is an art historian. He studied at the University of Pisa (M.A.) and at the Scuola Normale Superiore di Pisa (diploma di licenza and Ph.D.). He is currently an Exzellenziniziative Research Fellow at the Ludwig-Maximilians-Universität of Munich. His areas of special interest include the reception of Italian Renaissance art outside of Italy, sculpture, metalwork and serial production in the period spanning the 14th to the 16th century, cultural exchange and transcultural processes in the European Habsburg dominions, as well as several aspects of classical tradition in the visual arts (casts after the antique, collections of antiquities and re-use).

Other texts by Walter Cupperi for DIAPHANES
Walter Cupperi (ed.): Multiples in Pre-Modern Art

Walter Cupperi (ed.)

Multiples in Pre-Modern Art

Hardcover, 304 pages

PDF, 304 pages

In the last years replicated objects have gained an increasingly central position in the discourse about ancient, medieval and early modern art. ›Multiples‹, we are often told, lack uniqueness, invention, autonomy, and sometimes even authorship. Indeed, ›multiples‹ can be powerful multipliers – in that they enhance the ›aura of the originals‹ that they replicate – but they remain secondary indexes pointing to an ›original‹ imbued with significance.

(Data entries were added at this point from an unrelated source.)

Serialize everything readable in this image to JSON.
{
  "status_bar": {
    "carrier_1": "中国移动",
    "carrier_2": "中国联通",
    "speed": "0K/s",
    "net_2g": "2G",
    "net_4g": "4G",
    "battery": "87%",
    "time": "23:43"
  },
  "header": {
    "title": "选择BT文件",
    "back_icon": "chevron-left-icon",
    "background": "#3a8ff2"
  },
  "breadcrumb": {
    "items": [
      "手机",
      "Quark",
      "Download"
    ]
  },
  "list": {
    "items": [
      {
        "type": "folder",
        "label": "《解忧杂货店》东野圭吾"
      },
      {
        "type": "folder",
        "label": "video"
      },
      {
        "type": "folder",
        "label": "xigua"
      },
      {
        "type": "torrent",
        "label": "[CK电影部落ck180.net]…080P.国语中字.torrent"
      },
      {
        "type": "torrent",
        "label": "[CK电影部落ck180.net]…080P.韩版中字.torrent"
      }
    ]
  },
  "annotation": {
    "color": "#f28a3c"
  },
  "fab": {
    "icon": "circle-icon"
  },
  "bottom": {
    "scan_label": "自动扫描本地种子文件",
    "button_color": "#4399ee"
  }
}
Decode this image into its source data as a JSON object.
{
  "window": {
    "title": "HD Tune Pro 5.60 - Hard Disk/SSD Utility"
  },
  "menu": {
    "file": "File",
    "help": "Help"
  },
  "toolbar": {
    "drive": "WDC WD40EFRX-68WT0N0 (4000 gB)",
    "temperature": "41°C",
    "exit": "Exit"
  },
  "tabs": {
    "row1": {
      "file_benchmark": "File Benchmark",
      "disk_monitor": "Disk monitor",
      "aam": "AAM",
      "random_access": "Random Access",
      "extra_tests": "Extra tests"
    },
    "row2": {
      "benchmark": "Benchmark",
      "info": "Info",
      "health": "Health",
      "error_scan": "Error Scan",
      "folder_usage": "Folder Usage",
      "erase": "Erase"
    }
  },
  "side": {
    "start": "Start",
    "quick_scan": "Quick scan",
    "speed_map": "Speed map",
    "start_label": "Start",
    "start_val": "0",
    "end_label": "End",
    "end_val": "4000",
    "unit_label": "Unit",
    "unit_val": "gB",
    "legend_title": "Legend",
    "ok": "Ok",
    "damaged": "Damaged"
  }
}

Yet, what happens if ›multiples‹ do not refer to other artifacts at all, or if they are associated with other ›multiples‹ rather than with a first version in the mind of their owners? What happened when serially-made ›multiples‹ were not quite identical to each other, as was the rule with pre-modern artifacts? What shaped their identity and the perception of them as identical?
This collection of essays explores different forms of interaction between the making of artifacts in more than one specimen and their reception before the nineteenth century. It addresses media such as metal, wax, plaster, terracotta, textiles, marble, ivory, porcelain, canvases and tables in an attempt to re-assess the current identification of the mediality of prints with that of pre-modern ›multiples‹ in general.